* Your goal
The whole listing below should be output again, word for word.

──────── Records for this exercise ────────

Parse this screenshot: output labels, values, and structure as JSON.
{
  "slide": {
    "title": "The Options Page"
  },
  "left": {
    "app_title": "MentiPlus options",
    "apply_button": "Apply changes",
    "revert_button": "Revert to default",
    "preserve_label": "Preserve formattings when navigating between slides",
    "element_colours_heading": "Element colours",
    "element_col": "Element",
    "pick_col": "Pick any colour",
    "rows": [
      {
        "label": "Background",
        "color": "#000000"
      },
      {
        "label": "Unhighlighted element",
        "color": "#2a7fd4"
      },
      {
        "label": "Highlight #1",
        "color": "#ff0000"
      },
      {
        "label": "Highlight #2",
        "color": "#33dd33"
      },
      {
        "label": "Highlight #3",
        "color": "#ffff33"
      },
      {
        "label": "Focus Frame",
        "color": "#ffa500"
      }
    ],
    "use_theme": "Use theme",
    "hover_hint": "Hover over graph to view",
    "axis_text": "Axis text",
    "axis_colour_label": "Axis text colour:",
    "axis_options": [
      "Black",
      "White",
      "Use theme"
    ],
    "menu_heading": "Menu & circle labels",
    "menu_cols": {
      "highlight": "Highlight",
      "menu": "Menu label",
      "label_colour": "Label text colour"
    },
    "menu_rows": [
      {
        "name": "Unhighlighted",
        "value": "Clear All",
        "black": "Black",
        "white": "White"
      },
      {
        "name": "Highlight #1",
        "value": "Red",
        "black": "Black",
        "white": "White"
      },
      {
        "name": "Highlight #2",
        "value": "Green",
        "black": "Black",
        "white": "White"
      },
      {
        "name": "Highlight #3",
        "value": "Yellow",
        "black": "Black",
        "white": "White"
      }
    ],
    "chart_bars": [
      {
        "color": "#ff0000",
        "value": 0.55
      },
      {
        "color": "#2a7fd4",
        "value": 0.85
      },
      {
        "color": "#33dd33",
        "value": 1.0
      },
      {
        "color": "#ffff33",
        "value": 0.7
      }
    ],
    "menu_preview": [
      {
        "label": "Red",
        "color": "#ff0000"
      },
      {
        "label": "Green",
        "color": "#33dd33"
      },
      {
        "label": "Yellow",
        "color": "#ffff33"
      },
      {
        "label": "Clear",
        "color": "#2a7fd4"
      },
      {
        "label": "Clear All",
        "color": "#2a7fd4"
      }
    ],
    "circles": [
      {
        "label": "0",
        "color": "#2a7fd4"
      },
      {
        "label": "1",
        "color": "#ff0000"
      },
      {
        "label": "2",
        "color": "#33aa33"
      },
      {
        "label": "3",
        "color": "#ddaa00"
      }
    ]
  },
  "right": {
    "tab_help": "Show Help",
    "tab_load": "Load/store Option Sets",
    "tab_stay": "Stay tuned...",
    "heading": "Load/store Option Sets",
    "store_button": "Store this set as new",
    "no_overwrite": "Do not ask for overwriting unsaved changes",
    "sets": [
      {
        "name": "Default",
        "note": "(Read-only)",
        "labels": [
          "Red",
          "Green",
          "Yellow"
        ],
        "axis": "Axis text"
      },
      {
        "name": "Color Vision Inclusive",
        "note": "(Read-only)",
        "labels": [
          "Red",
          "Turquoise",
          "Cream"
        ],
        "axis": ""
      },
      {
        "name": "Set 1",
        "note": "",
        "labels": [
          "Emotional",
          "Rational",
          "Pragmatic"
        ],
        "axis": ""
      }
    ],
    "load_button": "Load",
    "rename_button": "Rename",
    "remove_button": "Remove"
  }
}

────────

* Answer to this exercise
Parse this screenshot: output labels, values, and structure as JSON.
{
  "slide": {
    "title": "The Options Page"
  },
  "left": {
    "app_title": "MentiPlus options",
    "apply_button": "Apply changes",
    "revert_button": "Revert to default",
    "preserve_label": "Preserve formattings when navigating between slides",
    "element_colours_heading": "Element colours",
    "element_col": "Element",
    "pick_col": "Pick any colour",
    "rows": [
      {
        "label": "Background",
        "color": "#000000"
      },
      {
        "label": "Unhighlighted element",
        "color": "#2a7fd4"
      },
      {
        "label": "Highlight #1",
        "color": "#ff0000"
      },
      {
        "label": "Highlight #2",
        "color": "#33dd33"
      },
      {
        "label": "Highlight #3",
        "color": "#ffff33"
      },
      {
        "label": "Focus Frame",
        "color": "#ffa500"
      }
    ],
    "use_theme": "Use theme",
    "hover_hint": "Hover over graph to view",
    "axis_text": "Axis text",
    "axis_colour_label": "Axis text colour:",
    "axis_options": [
      "Black",
      "White",
      "Use theme"
    ],
    "menu_heading": "Menu & circle labels",
    "menu_cols": {
      "highlight": "Highlight",
      "menu": "Menu label",
      "label_colour": "Label text colour"
    },
    "menu_rows": [
      {
        "name": "Unhighlighted",
        "value": "Clear All",
        "black": "Black",
        "white": "White"
      },
      {
        "name": "Highlight #1",
        "value": "Red",
        "black": "Black",
        "white": "White"
      },
      {
        "name": "Highlight #2",
        "value": "Green",
        "black": "Black",
        "white": "White"
      },
      {
        "name": "Highlight #3",
        "value": "Yellow",
        "black": "Black",
        "white": "White"
      }
    ],
    "chart_bars": [
      {
        "color": "#ff0000",
        "value": 0.55
      },
      {
        "color": "#2a7fd4",
        "value": 0.85
      },
      {
        "color": "#33dd33",
        "value": 1.0
      },
      {
        "color": "#ffff33",
        "value": 0.7
      }
    ],
    "menu_preview": [
      {
        "label": "Red",
        "color": "#ff0000"
      },
      {
        "label": "Green",
        "color": "#33dd33"
      },
      {
        "label": "Yellow",
        "color": "#ffff33"
      },
      {
        "label": "Clear",
        "color": "#2a7fd4"
      },
      {
        "label": "Clear All",
        "color": "#2a7fd4"
      }
    ],
    "circles": [
      {
        "label": "0",
        "color": "#2a7fd4"
      },
      {
        "label": "1",
        "color": "#ff0000"
      },
      {
        "label": "2",
        "color": "#33aa33"
      },
      {
        "label": "3",
        "color": "#ddaa00"
      }
    ]
  },
  "right": {
    "tab_help": "Show Help",
    "tab_load": "Load/store Option Sets",
    "tab_stay": "Stay tuned...",
    "heading": "Load/store Option Sets",
    "store_button": "Store this set as new",
    "no_overwrite": "Do not ask for overwriting unsaved changes",
    "sets": [
      {
        "name": "Default",
        "note": "(Read-only)",
        "labels": [
          "Red",
          "Green",
          "Yellow"
        ],
        "axis": "Axis text"
      },
      {
        "name": "Color Vision Inclusive",
        "note": "(Read-only)",
        "labels": [
          "Red",
          "Turquoise",
          "Cream"
        ],
        "axis": ""
      },
      {
        "name": "Set 1",
        "note": "",
        "labels": [
          "Emotional",
          "Rational",
          "Pragmatic"
        ],
        "axis": ""
      }
    ],
    "load_button": "Load",
    "rename_button": "Rename",
    "remove_button": "Remove"
  }
}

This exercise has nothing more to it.